The Camp Simcha Special Family mourns the recent passing of Dr. Robert Van Amerongen Z”L, medical director of Camp Simcha Special. Dr. Van, as he was lovingly known by campers and staff alike, helped lead the Camp Simcha Special medical program since its inception in 2001. His kindness, warmth, sense of humor, and gentle manner were an inspiration to all who knew him. As we mourn his passing, we also remember Dr. Van’s legacy of caring and compassion, and the impact he had on the lives of so many.
Rivkah Reichmann, LCSW, associate director of Camp Simcha Special, shared her memories of her dear colleague and friend, Dr.Van.
My family had the unbelievable honor of spending the last 20 summers in Camp Simcha Special with Robert, Susie, and their girls. During this time, we became like family. He leaves a legacy of greatness and devotion that we will never forget.
First and foremost, as a husband, father, and son. We saw firsthand how much he loved and cherished his family. How Susie, Jennifer, Nicole, and Ashley were his first priority, his pride and joy, and how he would do anything for them. The respect and devotion he showed his parents, especially during his father’s illness, taught us a valuable lesson about how one should honor their parents.
Second, professionally, not only was he an outstanding doctor, who treated each patient with tremendous skill and kindness, but he was also an incredible leader. When there was a medical crisis, Dr. Van was the person you wanted at the scene. He had such a strong, calm, and commanding presence. Under his leadership, Camp Simcha Special blossomed, and grew to support over 250 medically compromised children each summer, and provide them with a safe, life-changing summer experience.
Robert taught us so many lessons. He coined the phrase, and operationalized the concept, that Camp Simcha Special was “a hospital disguised as a camp.” He made sure that campers didn’t feel like patients – they felt like kids who were being cared for with love and respect. Whether dancing with campers or grabbing the microphone for a soulful rendition of his favorite song, “Take Me Home, Country Roads”, Dr. Van always made sure to infuse elements of playfulness and joy so that campers felt comfortable around the medical staff. Dr. Van rarely said no to a request for an activity that would bring joy to our campers, he simply worked to find a way to make each activity safe for them to participate in. He spent many hours outside personally supervising campers at activities such as mud runs, obstacle courses, and motorcycle rides to ensure that his safety standards were being adhered to.
Dr. Van was a person who stuck by his principles no matter what. Among those principles were loyalty and respect for everyone, no matter their position or background. This permeated everything he did. He believed and taught that it’s not enough to strive for excellence in medicine and patient care, but it’s imperative to treat every staff member with kindness. He always made sure that the medical staff was taken care of, that everyone got along, and that we worked as a cohesive team. Dr. Van would work quietly behind the scenes to resolve any interpersonal conflicts so that the positive atmosphere in the infirmary could always be maintained.

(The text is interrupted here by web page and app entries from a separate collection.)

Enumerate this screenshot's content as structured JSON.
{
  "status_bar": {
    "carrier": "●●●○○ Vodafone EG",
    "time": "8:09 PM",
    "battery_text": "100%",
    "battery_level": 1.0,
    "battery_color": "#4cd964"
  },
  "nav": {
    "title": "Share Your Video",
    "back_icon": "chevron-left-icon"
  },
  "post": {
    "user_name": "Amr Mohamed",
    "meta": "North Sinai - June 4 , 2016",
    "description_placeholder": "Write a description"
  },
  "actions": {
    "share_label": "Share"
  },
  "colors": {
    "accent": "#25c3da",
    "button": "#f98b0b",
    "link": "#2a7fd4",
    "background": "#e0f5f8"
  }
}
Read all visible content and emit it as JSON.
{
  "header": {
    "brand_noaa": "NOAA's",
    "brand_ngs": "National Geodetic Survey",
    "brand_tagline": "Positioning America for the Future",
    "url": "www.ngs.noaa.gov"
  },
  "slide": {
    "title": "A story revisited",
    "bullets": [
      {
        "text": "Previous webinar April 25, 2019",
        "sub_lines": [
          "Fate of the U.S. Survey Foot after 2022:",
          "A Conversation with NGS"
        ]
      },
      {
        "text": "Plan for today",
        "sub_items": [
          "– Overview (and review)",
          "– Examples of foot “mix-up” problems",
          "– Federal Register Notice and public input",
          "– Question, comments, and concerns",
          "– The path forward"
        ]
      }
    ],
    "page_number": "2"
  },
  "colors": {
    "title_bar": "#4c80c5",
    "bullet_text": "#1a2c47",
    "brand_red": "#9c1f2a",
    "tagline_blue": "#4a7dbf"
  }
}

He protected his staff even at his own expense. He would often say that the senior infirmary staff could read each other’s minds after all these years of working together. This was because he laid out his vision with such clarity – and we, therefore, knew how to put his plan into action.
All year long he had camp on his mind, always thinking of ways we could improve and provide a better experience for our campers. We would spend many hours each year going through applications, and Dr. Van would always manage to figure out a way for our sickest campers to be appropriately cared for so that they could have the opportunity to come to camp. Even last summer when he wasn’t feeling well, he still insisted on being involved in every aspect of our pre-camp planning and being called for any issue that came up. On one occasion when a medical crisis arose, I didn’t call Dr. Van, knowing that he was having a particularly rough day. When I later told him what had occurred in camp, he was distressed that he hadn’t been called—he felt so responsible for every camper, and wanted so badly to be involved in their care, even if from afar.
Third, he was a dear friend to my husband Shumy and me, for more than 20 years. He was always there for us when we needed something. We so enjoyed the Shabbos meals in camp with Robert, Susie, and the Girls. Being around the Vans was always an experience, full of Robert’s very memorable stories and jokes—even if Ashley would sometimes be embarrassed by his corny jokes, we truly loved hearing them.
Sharing in each other’s simchas was something that meant so much to us. We will never forget how Robert beamed with joy at Jen and Nicole’s weddings, and how blessed we felt having Robert and Susie join us at our son’s bar mitzvah in Camp Simcha this past summer. We will always cherish these moments and are so grateful for the memories and the time we spent together.
We will never forget Robert and the remarkable impact he has had on our lives. While it will be difficult, we will do our best to honor his legacy and carry on this important work with his trademark love, humor, and compassion.